After 11 years, seven national best-selling books and a hit television series that became something of a pop culture phenomenon, author and Dexter series creator Jeff Lindsay closes out the series with his eighth and aptly titled final novel, Dexter Is Dead. Lindsay talks candidly about Dexter’s surprising success, ending his own decade-long relationship with the iconic character and his own uncertain future as a novelist and playwright.
In her perceptive debut novel, Julia Pierpont examines the effect that an extramarital affair has on one artistic New York City family. We asked Pierpont a few questions about the allure of the affair as a plot device, the brother-sister bond and smutty "Seinfeld" fan fiction.
Czech writer Heda Margolius Kovály, best known for her memoir chronicling her time in Auschwitz (Under a Cruel Star), drew from her later harrowing experiences in 1950s Soviet Prague for her only work of fiction, Innocence. This espionage thriller follows the chilling and stifling atmosphere of political oppression during the post-WWII days of Communist Czechoslovakia. Neighbor and friends are suddenly not to be trusted, as govenrment informants are hidden everywhere, and innocence begins to lose meaning to those in the government. Innocence is available in an English translation for the first time due to award-winning literary translator and co-chair of the PEN America Translation Committee, Alex Zucker. We asked Zucker a few questions about his translation process for Innnocence, the Czech language and more.
Our July Top Pick is best-selling author Julie Ann Walker's action-packed romance Hell or High Water, the first in her Deep Six series about a crew of ex-SEALs and the deep-sea salvage company they run.
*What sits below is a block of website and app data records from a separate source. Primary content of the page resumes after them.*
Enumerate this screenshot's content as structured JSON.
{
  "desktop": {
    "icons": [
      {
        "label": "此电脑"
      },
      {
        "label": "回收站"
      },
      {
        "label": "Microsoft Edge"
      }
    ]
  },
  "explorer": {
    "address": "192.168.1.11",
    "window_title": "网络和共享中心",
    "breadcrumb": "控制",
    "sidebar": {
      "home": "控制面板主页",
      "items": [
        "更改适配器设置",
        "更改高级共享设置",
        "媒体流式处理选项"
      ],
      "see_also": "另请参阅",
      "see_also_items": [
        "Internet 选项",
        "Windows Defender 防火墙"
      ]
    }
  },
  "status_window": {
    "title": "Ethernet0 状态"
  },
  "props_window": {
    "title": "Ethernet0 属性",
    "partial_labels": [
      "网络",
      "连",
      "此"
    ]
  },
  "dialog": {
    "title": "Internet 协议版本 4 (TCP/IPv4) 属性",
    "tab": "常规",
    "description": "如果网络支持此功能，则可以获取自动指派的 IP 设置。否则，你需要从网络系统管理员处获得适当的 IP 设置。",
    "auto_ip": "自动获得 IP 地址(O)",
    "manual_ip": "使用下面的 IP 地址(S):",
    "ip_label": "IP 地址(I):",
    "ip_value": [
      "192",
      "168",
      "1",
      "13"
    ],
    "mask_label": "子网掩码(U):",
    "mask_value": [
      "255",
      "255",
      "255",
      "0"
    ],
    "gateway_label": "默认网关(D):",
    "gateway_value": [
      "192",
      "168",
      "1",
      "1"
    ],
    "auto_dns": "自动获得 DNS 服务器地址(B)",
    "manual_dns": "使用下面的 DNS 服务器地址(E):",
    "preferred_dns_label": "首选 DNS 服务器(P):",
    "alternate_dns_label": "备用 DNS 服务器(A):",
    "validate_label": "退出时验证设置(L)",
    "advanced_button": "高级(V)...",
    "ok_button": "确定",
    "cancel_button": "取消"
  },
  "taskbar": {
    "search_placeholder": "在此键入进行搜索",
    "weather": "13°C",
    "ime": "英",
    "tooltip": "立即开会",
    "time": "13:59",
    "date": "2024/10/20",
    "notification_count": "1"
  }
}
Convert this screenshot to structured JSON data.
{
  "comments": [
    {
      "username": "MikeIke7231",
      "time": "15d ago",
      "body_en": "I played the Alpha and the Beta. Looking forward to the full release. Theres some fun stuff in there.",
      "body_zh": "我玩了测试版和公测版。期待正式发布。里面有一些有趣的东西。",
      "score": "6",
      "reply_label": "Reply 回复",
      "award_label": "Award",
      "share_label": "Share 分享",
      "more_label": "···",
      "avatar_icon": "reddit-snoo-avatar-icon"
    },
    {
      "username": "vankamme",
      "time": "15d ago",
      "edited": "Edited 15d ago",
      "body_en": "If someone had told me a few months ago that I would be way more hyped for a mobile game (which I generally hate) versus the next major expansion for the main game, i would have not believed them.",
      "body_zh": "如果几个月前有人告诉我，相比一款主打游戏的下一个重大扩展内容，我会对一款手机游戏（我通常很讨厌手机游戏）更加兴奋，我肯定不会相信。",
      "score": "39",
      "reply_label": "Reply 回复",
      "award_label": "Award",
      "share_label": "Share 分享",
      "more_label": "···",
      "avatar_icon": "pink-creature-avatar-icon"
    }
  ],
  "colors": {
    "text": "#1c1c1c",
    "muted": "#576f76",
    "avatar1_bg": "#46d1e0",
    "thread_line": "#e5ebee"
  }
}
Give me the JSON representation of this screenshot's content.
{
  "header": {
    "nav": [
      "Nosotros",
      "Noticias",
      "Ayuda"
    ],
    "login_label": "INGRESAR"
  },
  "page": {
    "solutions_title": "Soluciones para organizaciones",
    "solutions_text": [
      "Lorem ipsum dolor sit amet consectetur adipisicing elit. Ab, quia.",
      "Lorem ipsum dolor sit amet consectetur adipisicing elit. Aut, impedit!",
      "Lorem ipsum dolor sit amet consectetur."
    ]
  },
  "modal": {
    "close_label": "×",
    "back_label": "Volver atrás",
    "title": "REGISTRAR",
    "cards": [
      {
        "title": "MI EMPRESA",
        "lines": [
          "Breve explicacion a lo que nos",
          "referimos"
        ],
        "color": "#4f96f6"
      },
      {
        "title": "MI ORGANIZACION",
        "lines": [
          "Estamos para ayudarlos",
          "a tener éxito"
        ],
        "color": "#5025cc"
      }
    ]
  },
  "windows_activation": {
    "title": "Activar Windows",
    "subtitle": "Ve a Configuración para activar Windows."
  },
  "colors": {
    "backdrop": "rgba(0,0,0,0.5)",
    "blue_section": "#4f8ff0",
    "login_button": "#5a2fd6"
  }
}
In a 7 Questions interview, Walker tells us about her Key West research trip, the Cuban-treat that fueled her novel, the appeal of a Navy SEAL and more.
For 10 years, Daniel José Older worked as an EMT in Brooklyn, and he blogged each day about what he’d witnessed the night before: tragedy and joy, blood and bandages, dead people and living people—and people who hovered somewhere in between, their fates as yet undecided.
International thriller writer Christopher Reich admits his new standalone nail-biter, Invasion of Privacy, lacks the globetrotting savoir faire of his bestsellers Numbered Account, The Patriot’s Club and The Prince of Risk. But what it so deliciously serves up instead is a visceral fear feast centered on a simple premise: What if your iPhone turned against you?
Kevin Kwan is not where one might expect to find a best-selling, New York City-dwelling author. “I’m taking a little break before the craziness of three solid months of touring,” Kwan says from an undisclosed southwestern location far, far away from Manhattan. “I thought I’d look at rabbits frolicking in a field for a while first.”
Inspiration can come from strange places, and for Nashville writer Mary Laura Philpott, it was the merger of two publishing powerhouses that got her creative juices flowing.
We asked award-winning novelist Kate Walbert a few questions about her luminous new novel—and her own relationship with New York City.
When Judy Blume was a teenager in Elizabeth, New Jersey, three commercial jets crashed in her town within months of each other, each narrowly avoiding schools and orphanages. In retrospect, it’s shocking that she hasn’t considered telling this dramatic story before. But only now has Blume written about it in a novel, In the Unlikely Event.